Is retirement survivors and disability insurance the same as SSI?
RSDI is considered “Social Security” benefits and individuals are insured by Medicare. SSI is Supplemental Security Income, which is for low income individuals with a disability. Individuals with SSI are insured by Medicaid.
Is retirement Survivors and Disability Insurance Taxable?
Social security benefits include monthly retirement, survivor and disability benefits. They don’t include supplemental security income (SSI) payments, which aren’t taxable.
Can you retire if you are on disability?
You can’t receive Social Security retirement benefits and disability benefits at the same time (with one small exception, which we’ll discuss below). … If you do collect SSDI disability benefits, they will be converted to retirement benefits when you reach full retirement age.
What is Survivors Disability?
Most recipients are widows and widowers. They can collect survivor benefits from age 60 (50 if they are disabled), at rates ranging from 71.5 percent to 100 percent of the late spouse’s Social Security benefit, depending on the survivor’s age.
What is the highest paying state for disability?
States with the highest percentage of disability recipients
- Arkansas – 8.4 percent.
- Kentucky – 8.2 percent.
- Mississippi – 7.9 percent.
- Maine – 7.7 percent.
- Tennessee – 6.7 percent.
- Missouri – 6.4 percent.
- South Carolina – 6.4 percent.
- Michigan – 6.3 percent.
Is it better to go on disability or retire?
This is because the amount of a disability benefit is always more than a retirement pension, and when you reach age 65 it will convert automatically to an unreduced retirement pension. … The advantage of this is that it guarantees that you have an income stream while your disability application is being adjudicated.
Does disability Social Security count as income?
The Social Security administration has outlined what does and doesn’t count as earned income for tax purposes. While the answer is NO, disability benefits are not considered earned income, it’s important to know the difference between earned and unearned income and know where your benefits fit in during tax season.
Do you have to pay taxes on disability Social Security?
Social Security disability benefits may be taxable if you have other income that puts you over a certain threshold. However, the majority of recipients do not have to pay taxes on their benefits because most people who meet the strict criteria to qualify for the program have little or no additional income.
Can you get Social Security and disability benefits at the same time?
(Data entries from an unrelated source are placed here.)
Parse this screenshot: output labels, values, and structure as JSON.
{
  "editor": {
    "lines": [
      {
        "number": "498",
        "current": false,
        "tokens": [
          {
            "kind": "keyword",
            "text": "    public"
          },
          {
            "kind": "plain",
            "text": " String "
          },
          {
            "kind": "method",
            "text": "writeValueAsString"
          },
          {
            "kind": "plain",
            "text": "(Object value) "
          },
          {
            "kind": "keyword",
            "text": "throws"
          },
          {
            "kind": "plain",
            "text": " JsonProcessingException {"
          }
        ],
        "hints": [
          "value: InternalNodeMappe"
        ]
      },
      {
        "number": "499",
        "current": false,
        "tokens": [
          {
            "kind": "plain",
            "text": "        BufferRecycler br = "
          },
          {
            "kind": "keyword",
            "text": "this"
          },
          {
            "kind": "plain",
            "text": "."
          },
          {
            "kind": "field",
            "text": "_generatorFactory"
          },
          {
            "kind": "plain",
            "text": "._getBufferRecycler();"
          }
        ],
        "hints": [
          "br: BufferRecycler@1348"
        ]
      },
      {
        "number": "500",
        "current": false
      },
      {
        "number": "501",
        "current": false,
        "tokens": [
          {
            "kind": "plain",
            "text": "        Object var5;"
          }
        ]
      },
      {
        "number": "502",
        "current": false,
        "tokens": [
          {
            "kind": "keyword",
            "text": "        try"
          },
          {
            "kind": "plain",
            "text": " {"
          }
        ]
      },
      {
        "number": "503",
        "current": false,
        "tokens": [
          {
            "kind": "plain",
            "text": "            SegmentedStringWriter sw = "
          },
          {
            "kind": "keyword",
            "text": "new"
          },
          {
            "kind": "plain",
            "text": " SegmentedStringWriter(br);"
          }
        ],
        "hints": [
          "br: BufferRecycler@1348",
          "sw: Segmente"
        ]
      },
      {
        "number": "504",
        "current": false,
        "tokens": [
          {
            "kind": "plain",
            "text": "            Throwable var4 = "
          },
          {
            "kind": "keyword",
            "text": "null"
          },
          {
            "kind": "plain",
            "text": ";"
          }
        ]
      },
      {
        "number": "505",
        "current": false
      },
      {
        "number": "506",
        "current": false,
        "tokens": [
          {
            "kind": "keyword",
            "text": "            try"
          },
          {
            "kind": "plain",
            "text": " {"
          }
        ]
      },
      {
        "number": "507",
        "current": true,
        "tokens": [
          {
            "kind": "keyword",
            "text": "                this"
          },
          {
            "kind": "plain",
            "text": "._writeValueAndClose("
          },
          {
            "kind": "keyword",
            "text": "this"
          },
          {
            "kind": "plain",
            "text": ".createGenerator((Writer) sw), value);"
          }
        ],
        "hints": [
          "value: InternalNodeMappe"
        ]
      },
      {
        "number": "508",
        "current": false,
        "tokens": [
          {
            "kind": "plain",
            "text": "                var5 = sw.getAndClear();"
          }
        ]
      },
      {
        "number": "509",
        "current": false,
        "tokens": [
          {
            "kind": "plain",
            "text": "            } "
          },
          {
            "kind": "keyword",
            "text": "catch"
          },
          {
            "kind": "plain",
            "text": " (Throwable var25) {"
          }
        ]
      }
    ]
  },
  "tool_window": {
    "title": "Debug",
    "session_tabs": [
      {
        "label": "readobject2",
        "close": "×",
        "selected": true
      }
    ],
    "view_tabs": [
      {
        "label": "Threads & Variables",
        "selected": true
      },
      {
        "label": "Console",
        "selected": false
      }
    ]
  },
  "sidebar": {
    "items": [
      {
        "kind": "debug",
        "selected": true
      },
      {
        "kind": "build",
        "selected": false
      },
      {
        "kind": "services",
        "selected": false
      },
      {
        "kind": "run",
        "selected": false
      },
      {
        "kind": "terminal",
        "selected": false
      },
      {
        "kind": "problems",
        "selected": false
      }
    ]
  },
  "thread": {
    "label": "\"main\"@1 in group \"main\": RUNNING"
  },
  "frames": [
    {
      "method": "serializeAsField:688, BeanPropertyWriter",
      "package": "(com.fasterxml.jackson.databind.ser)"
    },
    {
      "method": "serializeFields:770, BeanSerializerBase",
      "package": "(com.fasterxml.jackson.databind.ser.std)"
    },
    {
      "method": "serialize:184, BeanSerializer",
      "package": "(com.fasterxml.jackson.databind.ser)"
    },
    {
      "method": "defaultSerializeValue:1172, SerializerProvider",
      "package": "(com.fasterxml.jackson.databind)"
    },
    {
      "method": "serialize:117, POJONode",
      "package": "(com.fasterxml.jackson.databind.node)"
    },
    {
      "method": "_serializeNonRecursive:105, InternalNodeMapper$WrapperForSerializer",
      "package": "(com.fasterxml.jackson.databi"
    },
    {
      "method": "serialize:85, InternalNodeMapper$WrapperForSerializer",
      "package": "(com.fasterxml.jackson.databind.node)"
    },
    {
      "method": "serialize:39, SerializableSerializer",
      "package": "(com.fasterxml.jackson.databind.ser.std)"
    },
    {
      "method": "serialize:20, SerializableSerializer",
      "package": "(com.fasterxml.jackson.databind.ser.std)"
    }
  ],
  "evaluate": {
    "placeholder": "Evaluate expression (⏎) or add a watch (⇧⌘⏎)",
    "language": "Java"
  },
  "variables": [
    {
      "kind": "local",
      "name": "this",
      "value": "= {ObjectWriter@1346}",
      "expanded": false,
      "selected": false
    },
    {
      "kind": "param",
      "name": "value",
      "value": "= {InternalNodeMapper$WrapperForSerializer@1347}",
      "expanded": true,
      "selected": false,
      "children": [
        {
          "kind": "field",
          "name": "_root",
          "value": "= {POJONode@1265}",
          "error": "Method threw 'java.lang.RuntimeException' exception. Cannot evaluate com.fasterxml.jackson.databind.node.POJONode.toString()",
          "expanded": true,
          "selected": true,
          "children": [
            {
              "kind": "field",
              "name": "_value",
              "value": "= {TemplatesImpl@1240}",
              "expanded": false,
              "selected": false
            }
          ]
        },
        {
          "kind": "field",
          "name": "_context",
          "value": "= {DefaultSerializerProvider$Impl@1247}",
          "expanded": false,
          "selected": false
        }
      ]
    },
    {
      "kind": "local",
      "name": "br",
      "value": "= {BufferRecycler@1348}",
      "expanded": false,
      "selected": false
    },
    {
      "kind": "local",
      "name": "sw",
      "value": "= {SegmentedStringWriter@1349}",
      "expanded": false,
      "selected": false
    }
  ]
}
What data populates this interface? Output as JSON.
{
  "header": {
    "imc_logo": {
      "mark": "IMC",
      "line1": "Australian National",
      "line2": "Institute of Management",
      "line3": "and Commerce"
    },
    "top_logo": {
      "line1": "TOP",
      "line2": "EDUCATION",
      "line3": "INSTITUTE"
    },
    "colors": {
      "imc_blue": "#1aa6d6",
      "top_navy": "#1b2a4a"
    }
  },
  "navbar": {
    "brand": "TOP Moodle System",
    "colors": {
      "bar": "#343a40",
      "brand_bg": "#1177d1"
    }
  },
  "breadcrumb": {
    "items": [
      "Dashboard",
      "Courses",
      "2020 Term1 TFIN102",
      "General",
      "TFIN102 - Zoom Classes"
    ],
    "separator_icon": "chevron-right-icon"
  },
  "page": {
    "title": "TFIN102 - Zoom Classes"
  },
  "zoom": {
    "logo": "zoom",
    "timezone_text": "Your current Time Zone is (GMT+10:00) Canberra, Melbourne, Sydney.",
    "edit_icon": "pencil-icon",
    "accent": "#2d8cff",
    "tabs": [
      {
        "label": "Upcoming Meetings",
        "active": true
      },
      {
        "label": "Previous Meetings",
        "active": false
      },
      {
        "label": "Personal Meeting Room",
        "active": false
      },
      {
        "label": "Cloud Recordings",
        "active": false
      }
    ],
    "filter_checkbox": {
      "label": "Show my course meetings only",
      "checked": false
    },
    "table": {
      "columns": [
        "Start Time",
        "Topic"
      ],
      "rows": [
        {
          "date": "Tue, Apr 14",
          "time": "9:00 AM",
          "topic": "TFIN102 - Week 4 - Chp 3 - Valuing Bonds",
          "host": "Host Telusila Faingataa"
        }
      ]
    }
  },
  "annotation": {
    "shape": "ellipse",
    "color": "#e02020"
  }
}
In some circumstances, you can receive both Supplemental Security Income (SSI) and Social Security Disability Insurance (SSDI) benefits at the same time. … To receive concurrent benefits, you must be approved for SSDI, but receive low monthly payments through the program.
Can I retire at 55 and collect Social Security?
Unless you are disabled, the earliest that you can potentially draw Social Security retirement benefits is at age 62. …
What is the latest age you can file for Social Security disability?
The SSA does not set an age limit for applying for disability. But, you must know that there are a few specific rules for applicants over 65 years old. If you are over 65 the SSA requires a full review of your medical records to show any possible age-specific impairments related to aging.
What are the 3 most common physical disabilities?
Some examples of physical disability include:
- Cerebral palsy.
- Spinal cord injury.
- Multiple sclerosis.
- Spina bifida.
- Musculoskeletal injuries (eg back injury)
- Muscular dystrophy.
When a husband dies does the wife get his Social Security?
When a retired worker dies, the surviving spouse gets an amount equal to the worker’s full retirement benefit. Example: John Smith has a $1,200-a-month retirement benefit. His wife Jane gets $600 as a 50 percent spousal benefit. Total family income from Social Security is $1,800 a month.
How long do you get survivor benefits?
If either parent dies, the surviving spouse is eligible to collect benefits until he or she is 47 years old (when the child is 16). With the purchase of a 30-year term life insurance policy, the survivor gets a death benefit that will last until the age of 61—one year after Social Security eligibility is reinstated.